I practiced, then honed, my seed-saving technique and then listed varieties to share. Requests poured in. By 1990 my tomato-seed collection approached 500 different varieties. Gardeners finding out about my heirloom-tomato passion started to send me their own local and family treasures, none more special than the unnamed “purple” tomato whose seeds appeared in my mailbox unrequested and unexpected in 1990. That tomato, which I named ‘Cherokee Purple,’ seems to have found favor with tomato lovers the world over, for which I am simply humbled.
As I type this blog post, it is 2018, and 32 years have elapsed since joining SSE. Collectively, the Yearbooks in my office are like one big horticultural bible and hold priceless information. So many aspects of life are different—the profusion of seed companies (large, medium, and small) that offer heirloom varieties . . .the paradigm shift from writing letters and making phone calls to sending emails and social networking . . .the passing of so many of the foundational members of SSE . . .the continuing explosion of non-hybrid varieties of vegetables, fruits, flowers, and herbs from which to choose. My own gardening journey has evolved from planting large annual gardens full of heirloom varieties into a much smaller, all-container or straw-bale garden with far less room to use for variety research and seed saving. I’ve added the titles of gardening author and lecturer to my life, as well as begun using wonderful heirlooms to create new open- pollinated, useful varieties (our Dwarf Tomato Breeding Project).

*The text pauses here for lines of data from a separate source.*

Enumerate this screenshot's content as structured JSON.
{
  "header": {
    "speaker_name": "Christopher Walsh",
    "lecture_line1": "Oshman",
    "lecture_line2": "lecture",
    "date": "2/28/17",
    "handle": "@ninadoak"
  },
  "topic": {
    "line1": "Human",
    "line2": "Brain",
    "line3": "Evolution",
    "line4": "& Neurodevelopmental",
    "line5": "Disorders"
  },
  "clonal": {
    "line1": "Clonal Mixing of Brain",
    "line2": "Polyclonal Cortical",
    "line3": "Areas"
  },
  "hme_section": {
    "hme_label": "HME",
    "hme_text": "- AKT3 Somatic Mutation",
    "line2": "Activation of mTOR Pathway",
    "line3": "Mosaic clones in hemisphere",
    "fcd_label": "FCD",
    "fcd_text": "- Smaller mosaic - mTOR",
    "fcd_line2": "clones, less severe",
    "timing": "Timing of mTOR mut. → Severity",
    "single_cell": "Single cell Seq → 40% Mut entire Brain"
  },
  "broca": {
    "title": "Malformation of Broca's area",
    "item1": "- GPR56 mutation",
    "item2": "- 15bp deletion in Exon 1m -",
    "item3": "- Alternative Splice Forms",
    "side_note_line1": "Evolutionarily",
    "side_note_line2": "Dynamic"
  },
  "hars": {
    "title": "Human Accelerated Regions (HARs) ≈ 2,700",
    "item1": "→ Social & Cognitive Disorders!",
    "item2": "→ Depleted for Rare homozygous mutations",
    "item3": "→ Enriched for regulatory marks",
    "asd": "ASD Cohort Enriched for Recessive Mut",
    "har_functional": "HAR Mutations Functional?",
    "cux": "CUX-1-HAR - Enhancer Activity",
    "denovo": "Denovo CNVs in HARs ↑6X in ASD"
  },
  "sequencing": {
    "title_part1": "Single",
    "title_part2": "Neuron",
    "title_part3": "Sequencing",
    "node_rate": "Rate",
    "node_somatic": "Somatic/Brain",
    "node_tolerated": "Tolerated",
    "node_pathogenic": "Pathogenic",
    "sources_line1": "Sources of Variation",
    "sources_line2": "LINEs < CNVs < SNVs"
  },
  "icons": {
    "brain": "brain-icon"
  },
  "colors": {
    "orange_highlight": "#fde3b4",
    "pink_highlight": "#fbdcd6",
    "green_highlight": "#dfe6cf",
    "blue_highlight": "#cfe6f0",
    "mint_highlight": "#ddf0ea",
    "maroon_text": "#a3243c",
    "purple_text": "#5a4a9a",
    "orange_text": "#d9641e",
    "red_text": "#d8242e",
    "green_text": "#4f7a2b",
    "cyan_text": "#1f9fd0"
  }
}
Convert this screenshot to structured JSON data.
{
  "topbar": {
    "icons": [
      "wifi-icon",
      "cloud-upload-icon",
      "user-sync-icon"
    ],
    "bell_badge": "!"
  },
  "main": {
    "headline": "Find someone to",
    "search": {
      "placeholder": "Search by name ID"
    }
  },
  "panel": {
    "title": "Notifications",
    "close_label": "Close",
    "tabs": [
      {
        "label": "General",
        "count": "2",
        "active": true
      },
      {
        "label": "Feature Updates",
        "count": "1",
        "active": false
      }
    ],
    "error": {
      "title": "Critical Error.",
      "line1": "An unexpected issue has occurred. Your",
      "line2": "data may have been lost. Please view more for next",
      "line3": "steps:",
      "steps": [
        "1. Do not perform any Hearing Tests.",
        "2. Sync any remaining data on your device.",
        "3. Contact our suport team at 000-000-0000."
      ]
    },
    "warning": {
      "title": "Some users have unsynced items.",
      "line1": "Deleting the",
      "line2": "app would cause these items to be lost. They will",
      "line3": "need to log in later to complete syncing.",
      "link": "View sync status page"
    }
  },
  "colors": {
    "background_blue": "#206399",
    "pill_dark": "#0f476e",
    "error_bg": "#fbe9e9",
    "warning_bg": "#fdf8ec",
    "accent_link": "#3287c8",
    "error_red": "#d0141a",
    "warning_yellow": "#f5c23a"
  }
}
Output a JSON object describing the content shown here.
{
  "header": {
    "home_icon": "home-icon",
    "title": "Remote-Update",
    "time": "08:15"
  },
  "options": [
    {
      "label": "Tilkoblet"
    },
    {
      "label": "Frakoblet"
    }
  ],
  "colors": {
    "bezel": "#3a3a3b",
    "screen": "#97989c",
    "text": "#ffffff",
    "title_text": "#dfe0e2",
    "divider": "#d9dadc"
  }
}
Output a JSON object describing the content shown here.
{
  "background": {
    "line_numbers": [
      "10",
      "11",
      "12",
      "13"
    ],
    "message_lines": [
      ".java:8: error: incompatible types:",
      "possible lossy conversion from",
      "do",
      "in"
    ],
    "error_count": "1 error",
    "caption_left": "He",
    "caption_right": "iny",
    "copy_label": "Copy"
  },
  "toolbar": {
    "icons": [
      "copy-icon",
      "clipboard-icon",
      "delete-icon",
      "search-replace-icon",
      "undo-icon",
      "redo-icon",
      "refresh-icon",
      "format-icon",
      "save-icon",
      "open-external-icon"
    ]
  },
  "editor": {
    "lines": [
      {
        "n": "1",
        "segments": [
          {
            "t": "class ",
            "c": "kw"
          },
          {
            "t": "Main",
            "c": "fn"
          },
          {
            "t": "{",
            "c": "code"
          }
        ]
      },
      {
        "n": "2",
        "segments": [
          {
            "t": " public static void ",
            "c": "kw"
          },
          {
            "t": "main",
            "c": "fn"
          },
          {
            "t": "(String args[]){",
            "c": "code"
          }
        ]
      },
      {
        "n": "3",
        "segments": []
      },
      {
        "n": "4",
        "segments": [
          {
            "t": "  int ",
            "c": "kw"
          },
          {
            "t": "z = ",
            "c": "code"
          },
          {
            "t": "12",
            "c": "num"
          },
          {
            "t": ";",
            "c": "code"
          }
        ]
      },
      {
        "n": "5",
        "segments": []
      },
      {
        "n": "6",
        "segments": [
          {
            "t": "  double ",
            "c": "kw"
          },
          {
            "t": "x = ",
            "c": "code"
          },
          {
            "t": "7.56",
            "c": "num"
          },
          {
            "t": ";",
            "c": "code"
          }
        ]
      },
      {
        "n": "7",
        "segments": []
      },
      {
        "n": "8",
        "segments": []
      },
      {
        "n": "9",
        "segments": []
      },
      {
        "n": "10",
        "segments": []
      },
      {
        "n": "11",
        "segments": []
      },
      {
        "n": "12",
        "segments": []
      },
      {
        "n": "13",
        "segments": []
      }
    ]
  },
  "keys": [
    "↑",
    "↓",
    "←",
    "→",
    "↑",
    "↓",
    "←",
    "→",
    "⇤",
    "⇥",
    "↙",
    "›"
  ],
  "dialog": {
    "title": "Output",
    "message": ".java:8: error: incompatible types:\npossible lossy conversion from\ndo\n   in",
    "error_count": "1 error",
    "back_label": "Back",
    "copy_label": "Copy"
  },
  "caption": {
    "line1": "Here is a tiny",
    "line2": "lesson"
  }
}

I also worry about some things—the challenge of continuing to grow the relevance and reach of the Exchange, the apparent reduction in the number of active seed savers maintaining large seed collections, the aging of gardeners in general without the growth of young gardeners. To anyone who has yet to embark on the type of journey that I described, I implore you to give it a try. Grow something unique, wonderful, and non-hybrid. Learn to save seeds. Share those seeds with fellow gardeners—join SSE and list your seeds on the Exchange. Experience the wonder of receiving and fulfilling seed requests, knowing that you are playing the most important part in ensuring that spectacular varieties stay alive and available for decades and centuries to come.
Craig LeHoullier is a gardener, author, and educator in Raleigh, North Carolina. Author of the books Epic Tomatoes and Growing Vegetables in Straw Bales, he is the co-host of Tomatopalooza annual tomato-tasting event and a co-leader of the Dwarf Tomato Breeding Project. Visit Craig’s website.